Ginseng seedlings normally start to sprout between late April and early June with a small stem supporting 3 tiny leaflets. In about 4-5 weeks, the leaves will be fully developed and the seedling will be about 2-5 inches tall. During its first growth season, the ginseng plant will look like a wild strawberry plant. Under the ground, the tiny plant will develop a small skinny root over the summer months. The root will survive the winter, freezing as the ground freezes.
The Life Cycle of Ginseng
During the fall, the foliage will turn a rich yellow-orange-reddish yellow color. In its second year, the ginseng plant will be at least 5 inches tall and normally will have 2 prongs branching from the central stem. Each prong will have 3-5 leaflets with saw-toothed edges ending in a sharp point. Every year, the number of prongs, each with about 5 leaflets, will increase with age under good growing conditions. The 2 smaller leaflets will be less than 2 inches long and the other larger leaflets can be 3-4 inches long.
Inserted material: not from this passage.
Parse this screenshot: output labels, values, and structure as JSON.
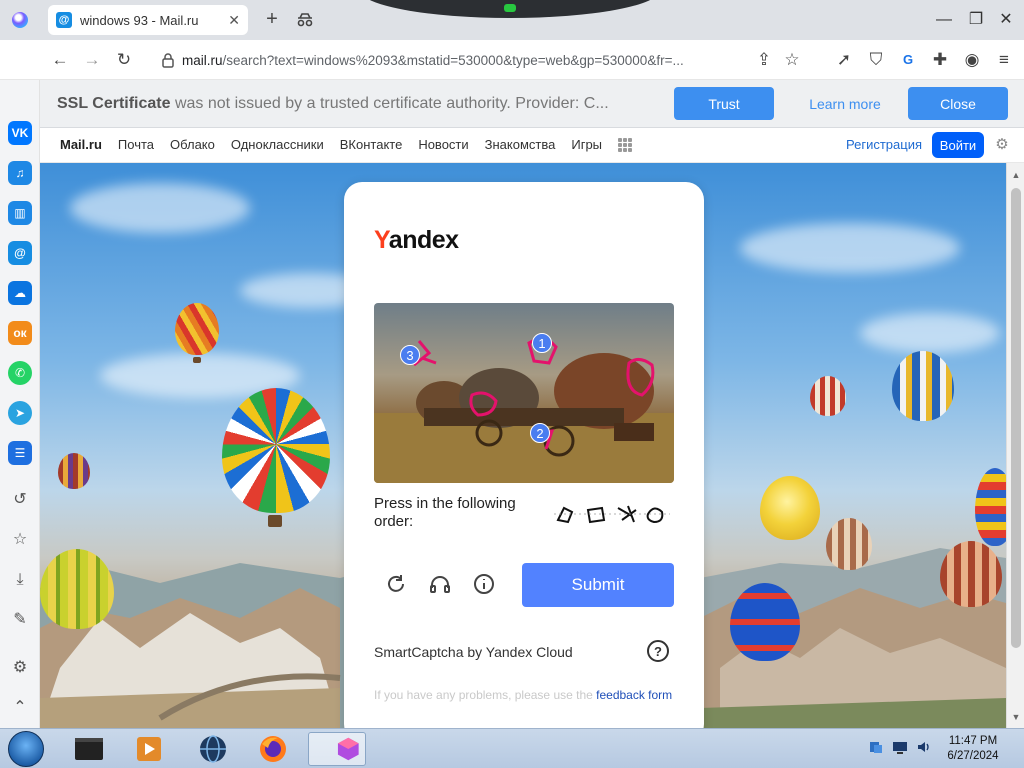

Eventually, the ginseng plant will grow to over 2 feet tall. When the foliage falls off in the fall, the stem base breaks off leaving a scar at the top of the root. The remaining bud will grow into the stem, prongs and leaves the following spring and will develop on the opposite side of the scar. This scar will start to produce the ginseng "neck" and the annual scarring will tell the age of the ginseng.